◆ YOUR OBJECTIVE ◆
Pull every line holding the word "start" from the data below and copy it.

Stored entries

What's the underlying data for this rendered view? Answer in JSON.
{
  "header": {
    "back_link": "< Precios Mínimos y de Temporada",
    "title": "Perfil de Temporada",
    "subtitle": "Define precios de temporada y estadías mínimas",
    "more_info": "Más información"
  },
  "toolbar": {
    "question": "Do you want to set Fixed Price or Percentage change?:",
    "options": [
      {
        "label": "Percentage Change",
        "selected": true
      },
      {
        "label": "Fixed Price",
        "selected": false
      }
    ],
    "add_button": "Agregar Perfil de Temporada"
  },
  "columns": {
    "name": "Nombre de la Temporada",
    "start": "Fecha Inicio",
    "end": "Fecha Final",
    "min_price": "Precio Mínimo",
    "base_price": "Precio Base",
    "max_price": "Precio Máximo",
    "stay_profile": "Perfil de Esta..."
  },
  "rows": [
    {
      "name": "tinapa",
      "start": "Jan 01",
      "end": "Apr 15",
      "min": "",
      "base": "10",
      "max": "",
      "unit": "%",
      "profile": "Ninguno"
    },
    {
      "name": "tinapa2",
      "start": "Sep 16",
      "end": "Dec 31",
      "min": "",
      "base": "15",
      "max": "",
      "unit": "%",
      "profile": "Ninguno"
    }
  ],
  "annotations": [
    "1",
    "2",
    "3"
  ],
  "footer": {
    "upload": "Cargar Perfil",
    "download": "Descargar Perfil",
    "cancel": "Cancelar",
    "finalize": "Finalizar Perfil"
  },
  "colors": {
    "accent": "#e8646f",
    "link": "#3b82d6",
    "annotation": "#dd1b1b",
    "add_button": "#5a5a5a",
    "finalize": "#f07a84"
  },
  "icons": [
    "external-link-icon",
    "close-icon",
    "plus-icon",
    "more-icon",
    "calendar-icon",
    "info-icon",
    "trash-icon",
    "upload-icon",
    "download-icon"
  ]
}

◆ ANSWER FOR THE TASK ◆
    "start": "Fecha Inicio",
      "start": "Jan 01",
      "start": "Sep 16",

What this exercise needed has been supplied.